Up to 13 people are feared dead and burns units across New Zealand at full capacity treating the injured, following a volcano eruption off the country's North Island on Monday.
Five people died when White Island, also known by its Maori name of Whakaari, unexpectedly erupted at 2:11 p.m. local time (8:11 p.m. ET on Sunday). Another eight remain missing and are presumed dead.
Police said Tuesday morning that, according to tour operators, 47 people had been on White Island at the time of the eruption. The privately-owned island is about 30 miles off the east coast of New Zealand and popular with tourists.
Of the 47, five were New Zealanders and the rest overseas tourists, including 24 people from Australia, nine from the United States, four from Germany, two each from the United Kingdom and China, and one from Malaysia.
The nationalities of the five dead and eight missing are not yet confirmed, though at least three of the five dead are believed to be Australians.
Ministry of Health spokesperson Dr Pete Watson said New Zealand's burns units were full to capacity with people injured in the eruption, and that it was possible some of those people would not survive. The injured are aged between 13 and 72.
"I want to reiterate the severity of the injuries, but also the numbers. So this is really large in terms of the pressure it's putting on our units," he said. "We're doing all we can ... we're really confident of the expertise we have and it is possible not all of the patients will survive. But at this stage, everybody is receiving the care they require."
Of 31 injured, 25 are in burns units in Christchurch, Hutt Valley, Waikato and Middlemore Hospitals, while six others are in Tauranga and Auckland awaiting transfer when a bed becomes available.
Twenty-seven of those people have suffered burns to more than 30% of their body, and many have inhalation burns that require airway support, Watson said.
Some of the injured Australian citizens are likely to be transferred to burns units in Australia.
Emergency services have been unable to get access to the island on the advice of volcano experts, who said the scene was too dangerous and unstable. But reconnaissance flights over the island since the eruption have not revealed any signs of life.
Deputy Commissioner John Tims said on Tuesday afternoon that NZ Police had marked photos indicating where six bodies may be, but they are covered in ash.
"We can never say 100%. But I would strongly suggest that there is no-one that has survived on the island," Tims said.
"I base that on the fact those brave people that went across to the island yesterday, and rescued a number of people, you know, said that they could not see anyone that was still alive."
Authorities are attempting to fly a drone with specialised measuring equipment over the island to assess conditions, but the weather has made that impossible so far.
Police are currently investigating the deaths on behalf of the coroner, and a separate parallel investigation is being carried out by the New Zealand workplace health and safety regulator.
In an earlier news conference, Prime Minister Jacinda Ardern assured people that police were doing "everything they can" to get more information.
“I know there will be a huge amount of concern and anxiety for those who had loved ones on or around the island at the time," she said.

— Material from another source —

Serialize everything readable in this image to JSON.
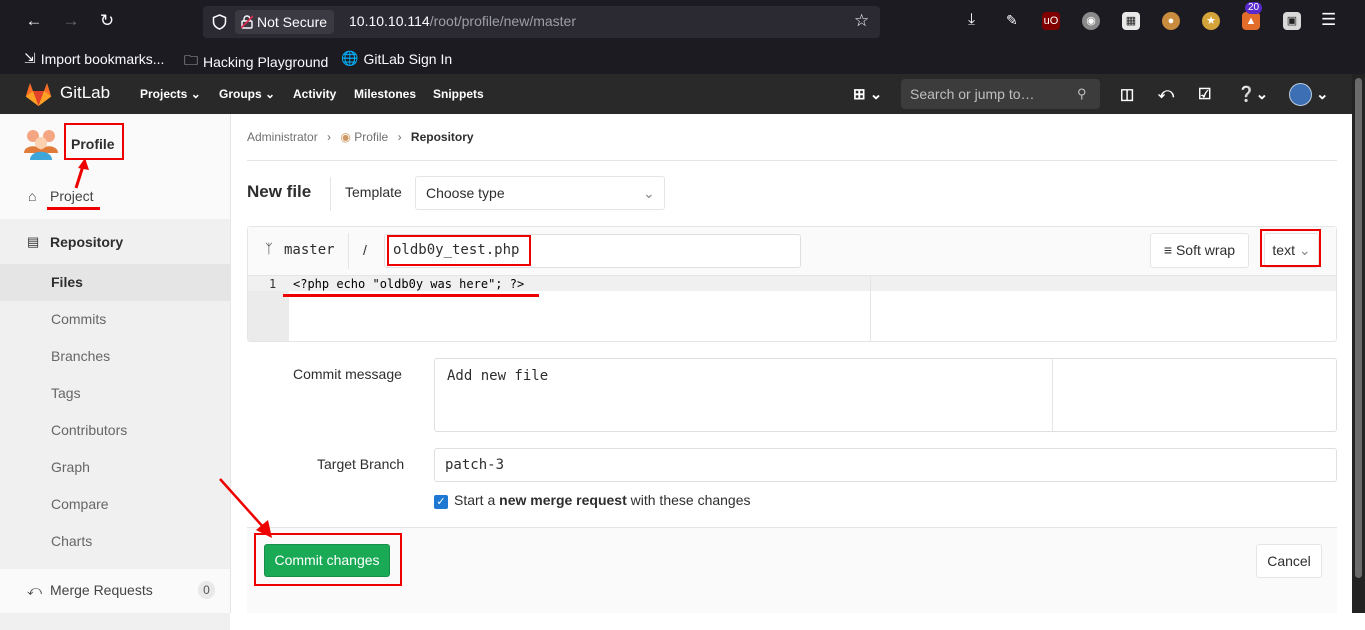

Videos and images posted online by tourists who left the island shortly before the volcano erupted showed a huge plume of white ash in the sky.
Visitor Michael Schade said he and his family had been in the crater of the volcano just 30 minutes before it erupted.
Another video Schade posted shows what looks like a destroyed helicopter close to the shore of the island, as people waited to leave.
A webcam operated by New Zealand's geological hazard agency GeoNet showed at least one group of tourists inside the crater shortly before it erupted. The camera later went dark.
Tims told journalists at an earlier press conference that 10 people remained unaccounted for on the island but could not be more specific. The victims include a range of nationalities, Tims added. Police had earlier said around 50 people were on the island when the volcano erupted.
“Our thoughts are absolutely with the friends and family of those that are injured and those who have died," he said.
Australian Prime Minister Scott Morrison tweeted to say that Australians had been "caught up in this terrible event."
White Island or Whakaari is New Zealand's most active cone volcano. It last experienced a short-lived eruption three years ago.
An earlier version of this post, using information from NZ Police deputy commissioner John Tims, stated that police had launched a criminal investigation into the deaths and injuries caused by the eruption.
Police have since issued a statement saying it is "too early" to confirm if there will be a criminal investigation, and clarifying that they are currently investigating the deaths on behalf of the coroner.